Each line below with the word "unit" needs to be copied.

Material for the task =
- - -

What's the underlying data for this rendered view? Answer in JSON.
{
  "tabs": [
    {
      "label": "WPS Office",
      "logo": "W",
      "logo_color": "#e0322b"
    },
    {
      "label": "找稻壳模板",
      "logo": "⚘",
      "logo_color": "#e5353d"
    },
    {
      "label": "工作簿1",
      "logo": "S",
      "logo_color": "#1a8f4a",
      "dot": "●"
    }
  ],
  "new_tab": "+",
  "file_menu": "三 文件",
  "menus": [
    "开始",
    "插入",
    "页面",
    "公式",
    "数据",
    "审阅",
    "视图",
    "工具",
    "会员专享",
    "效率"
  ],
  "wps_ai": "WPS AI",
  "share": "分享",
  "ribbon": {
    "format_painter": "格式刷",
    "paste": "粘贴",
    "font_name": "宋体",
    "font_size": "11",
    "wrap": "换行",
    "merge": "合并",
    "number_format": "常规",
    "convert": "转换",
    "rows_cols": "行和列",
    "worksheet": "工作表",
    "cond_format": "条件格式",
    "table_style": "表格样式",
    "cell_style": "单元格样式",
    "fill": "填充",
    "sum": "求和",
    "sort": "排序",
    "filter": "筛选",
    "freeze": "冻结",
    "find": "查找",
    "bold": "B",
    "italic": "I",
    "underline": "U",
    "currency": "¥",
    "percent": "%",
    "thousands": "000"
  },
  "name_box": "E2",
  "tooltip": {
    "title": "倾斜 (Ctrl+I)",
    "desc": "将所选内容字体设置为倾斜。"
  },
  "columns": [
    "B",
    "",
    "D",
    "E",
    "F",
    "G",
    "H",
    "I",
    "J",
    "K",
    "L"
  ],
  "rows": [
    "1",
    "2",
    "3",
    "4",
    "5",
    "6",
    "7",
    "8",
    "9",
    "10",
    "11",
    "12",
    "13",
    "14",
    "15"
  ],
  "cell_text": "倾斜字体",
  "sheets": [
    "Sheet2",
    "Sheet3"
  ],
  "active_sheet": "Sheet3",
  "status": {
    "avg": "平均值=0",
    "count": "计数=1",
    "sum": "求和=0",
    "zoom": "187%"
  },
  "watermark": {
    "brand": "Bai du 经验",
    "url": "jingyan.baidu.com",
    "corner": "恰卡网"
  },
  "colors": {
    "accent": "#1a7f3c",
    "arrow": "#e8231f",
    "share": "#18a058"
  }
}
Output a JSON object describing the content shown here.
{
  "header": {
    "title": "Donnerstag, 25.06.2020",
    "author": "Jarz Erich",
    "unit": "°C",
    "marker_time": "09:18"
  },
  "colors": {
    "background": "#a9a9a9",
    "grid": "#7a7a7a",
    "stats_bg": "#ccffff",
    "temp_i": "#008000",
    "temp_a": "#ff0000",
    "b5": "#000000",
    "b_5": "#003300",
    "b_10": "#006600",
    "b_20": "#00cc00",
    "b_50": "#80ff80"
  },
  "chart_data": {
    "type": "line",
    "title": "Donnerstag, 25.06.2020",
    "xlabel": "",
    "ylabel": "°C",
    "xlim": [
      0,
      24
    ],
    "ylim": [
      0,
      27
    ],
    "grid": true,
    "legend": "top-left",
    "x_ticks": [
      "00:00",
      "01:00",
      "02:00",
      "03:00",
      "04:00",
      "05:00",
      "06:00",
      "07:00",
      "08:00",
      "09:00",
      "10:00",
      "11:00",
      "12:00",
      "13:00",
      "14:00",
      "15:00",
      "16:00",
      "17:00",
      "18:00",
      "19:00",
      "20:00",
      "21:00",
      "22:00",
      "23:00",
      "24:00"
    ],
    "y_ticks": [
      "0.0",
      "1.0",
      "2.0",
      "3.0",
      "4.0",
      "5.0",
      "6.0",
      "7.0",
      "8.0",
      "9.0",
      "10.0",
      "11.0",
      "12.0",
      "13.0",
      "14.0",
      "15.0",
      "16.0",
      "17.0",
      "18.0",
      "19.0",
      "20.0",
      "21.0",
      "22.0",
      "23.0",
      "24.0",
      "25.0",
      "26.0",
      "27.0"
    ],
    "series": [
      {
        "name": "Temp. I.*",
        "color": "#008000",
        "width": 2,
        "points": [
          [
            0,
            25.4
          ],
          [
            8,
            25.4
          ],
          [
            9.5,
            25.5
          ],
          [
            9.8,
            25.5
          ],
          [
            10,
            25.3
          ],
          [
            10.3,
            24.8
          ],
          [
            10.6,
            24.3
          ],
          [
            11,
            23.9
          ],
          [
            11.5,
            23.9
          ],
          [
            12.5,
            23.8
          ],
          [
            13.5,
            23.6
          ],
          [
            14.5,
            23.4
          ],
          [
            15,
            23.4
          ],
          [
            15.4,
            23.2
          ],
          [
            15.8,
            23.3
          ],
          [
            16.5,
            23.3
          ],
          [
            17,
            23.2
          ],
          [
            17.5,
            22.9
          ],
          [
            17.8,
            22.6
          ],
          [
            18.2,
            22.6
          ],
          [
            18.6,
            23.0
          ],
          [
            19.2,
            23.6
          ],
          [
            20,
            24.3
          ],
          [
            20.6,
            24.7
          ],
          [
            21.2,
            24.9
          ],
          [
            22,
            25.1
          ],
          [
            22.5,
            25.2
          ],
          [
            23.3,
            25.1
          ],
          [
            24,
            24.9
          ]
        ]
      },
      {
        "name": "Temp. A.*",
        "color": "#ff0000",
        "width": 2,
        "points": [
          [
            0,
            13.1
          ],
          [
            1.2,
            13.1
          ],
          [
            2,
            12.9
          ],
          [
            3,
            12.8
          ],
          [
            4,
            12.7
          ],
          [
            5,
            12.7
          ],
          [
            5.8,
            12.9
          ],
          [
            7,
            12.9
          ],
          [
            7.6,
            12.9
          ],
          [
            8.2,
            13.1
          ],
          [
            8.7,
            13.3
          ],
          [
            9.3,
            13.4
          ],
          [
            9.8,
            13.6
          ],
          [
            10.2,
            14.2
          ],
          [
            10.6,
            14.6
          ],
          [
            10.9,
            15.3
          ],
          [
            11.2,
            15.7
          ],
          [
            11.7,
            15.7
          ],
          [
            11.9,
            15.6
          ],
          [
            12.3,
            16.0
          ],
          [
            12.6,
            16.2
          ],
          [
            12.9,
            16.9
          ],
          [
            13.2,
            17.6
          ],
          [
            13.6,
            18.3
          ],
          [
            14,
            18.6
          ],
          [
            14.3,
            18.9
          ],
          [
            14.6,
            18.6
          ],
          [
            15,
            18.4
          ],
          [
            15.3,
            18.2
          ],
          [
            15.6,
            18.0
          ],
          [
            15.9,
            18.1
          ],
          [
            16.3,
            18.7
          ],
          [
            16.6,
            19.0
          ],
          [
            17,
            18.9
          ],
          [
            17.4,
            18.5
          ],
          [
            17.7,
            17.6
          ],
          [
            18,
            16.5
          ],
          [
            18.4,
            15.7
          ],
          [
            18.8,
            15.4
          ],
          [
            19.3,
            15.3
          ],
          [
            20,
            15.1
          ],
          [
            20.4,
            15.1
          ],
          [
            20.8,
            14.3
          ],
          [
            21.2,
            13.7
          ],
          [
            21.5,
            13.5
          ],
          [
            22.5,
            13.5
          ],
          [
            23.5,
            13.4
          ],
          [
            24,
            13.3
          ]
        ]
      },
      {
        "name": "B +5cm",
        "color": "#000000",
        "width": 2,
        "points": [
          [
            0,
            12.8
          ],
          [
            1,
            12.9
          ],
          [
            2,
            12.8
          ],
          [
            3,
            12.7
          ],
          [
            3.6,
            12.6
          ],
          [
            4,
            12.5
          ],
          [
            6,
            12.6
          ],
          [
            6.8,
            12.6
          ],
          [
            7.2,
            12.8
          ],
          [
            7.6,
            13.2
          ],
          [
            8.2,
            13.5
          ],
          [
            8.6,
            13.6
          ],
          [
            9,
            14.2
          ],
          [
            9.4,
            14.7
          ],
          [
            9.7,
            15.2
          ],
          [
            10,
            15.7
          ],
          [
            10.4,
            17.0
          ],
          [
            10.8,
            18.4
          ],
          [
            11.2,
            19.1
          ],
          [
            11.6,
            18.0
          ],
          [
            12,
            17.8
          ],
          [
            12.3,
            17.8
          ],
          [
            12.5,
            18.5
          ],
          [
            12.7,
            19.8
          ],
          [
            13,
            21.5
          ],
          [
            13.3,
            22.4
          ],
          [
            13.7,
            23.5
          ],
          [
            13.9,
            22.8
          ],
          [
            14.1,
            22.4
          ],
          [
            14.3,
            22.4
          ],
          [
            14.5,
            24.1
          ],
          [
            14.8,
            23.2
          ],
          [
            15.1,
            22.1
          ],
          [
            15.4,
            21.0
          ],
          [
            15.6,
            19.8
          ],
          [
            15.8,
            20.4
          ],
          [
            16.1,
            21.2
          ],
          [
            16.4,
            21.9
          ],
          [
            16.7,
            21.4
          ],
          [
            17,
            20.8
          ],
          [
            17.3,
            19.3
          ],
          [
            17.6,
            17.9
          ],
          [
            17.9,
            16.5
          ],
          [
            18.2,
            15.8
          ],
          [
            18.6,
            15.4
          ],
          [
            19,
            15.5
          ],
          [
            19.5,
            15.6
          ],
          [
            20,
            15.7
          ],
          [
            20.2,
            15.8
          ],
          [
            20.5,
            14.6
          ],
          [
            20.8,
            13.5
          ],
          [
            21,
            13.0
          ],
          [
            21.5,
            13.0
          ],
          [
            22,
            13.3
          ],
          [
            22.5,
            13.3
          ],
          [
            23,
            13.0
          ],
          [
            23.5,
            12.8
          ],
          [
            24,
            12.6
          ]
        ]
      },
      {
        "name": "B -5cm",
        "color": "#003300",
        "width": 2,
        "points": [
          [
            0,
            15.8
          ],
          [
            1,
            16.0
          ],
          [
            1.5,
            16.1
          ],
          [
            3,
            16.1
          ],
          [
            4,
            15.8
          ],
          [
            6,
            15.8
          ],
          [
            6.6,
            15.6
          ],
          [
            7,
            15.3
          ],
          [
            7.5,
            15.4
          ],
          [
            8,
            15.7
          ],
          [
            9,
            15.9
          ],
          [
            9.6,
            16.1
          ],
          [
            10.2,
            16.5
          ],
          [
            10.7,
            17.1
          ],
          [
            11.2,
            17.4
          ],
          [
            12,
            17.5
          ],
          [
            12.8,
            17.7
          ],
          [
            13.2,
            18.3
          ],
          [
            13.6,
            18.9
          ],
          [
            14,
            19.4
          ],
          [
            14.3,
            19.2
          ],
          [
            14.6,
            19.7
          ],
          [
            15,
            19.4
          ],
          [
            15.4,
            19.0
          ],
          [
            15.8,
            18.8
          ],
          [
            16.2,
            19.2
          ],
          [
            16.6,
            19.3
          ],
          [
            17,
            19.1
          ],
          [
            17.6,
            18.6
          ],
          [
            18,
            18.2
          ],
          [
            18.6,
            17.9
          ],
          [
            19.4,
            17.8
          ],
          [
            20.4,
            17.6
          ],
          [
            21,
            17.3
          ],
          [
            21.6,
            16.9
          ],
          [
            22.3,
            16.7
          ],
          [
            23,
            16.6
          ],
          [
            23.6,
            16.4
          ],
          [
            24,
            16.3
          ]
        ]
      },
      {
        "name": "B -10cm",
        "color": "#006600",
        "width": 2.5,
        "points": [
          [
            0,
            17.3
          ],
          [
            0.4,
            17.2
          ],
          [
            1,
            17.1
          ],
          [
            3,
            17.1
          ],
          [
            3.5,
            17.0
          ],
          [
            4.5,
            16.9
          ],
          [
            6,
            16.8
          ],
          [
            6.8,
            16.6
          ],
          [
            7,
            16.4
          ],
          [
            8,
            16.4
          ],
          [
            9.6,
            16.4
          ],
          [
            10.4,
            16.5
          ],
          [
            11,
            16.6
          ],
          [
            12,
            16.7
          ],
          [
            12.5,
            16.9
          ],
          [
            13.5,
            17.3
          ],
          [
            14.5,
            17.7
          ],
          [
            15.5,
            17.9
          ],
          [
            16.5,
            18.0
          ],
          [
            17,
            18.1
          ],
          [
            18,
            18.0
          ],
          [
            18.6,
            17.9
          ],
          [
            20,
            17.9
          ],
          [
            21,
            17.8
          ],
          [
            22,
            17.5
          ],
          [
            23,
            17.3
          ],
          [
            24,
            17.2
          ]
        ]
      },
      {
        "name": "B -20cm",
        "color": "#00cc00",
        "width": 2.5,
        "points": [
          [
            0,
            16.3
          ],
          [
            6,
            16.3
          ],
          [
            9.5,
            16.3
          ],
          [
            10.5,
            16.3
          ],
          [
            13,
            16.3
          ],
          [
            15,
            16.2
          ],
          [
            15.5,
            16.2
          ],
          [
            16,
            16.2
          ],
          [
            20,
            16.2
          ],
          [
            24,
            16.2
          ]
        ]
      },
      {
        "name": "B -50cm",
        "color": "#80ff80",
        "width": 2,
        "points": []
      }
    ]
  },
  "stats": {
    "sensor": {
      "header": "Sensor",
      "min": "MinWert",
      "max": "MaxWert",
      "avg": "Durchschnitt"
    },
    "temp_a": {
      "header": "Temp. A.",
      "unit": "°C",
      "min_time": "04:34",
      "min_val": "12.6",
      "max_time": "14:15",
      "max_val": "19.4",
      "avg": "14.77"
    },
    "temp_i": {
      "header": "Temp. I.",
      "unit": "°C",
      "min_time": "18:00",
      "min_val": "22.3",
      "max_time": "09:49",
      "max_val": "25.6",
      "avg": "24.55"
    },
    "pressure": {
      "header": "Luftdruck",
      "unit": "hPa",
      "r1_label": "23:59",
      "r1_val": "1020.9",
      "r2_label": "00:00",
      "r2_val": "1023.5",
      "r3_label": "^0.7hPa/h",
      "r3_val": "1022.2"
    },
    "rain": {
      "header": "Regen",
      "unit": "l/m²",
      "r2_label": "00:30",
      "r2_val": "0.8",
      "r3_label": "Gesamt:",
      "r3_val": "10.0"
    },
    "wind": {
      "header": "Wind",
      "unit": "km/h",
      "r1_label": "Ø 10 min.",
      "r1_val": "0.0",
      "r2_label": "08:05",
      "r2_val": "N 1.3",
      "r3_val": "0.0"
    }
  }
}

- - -

Task result =
    "unit": "°C",
      "unit": "°C",
      "unit": "°C",
      "unit": "hPa",
      "unit": "l/m²",
      "unit": "km/h",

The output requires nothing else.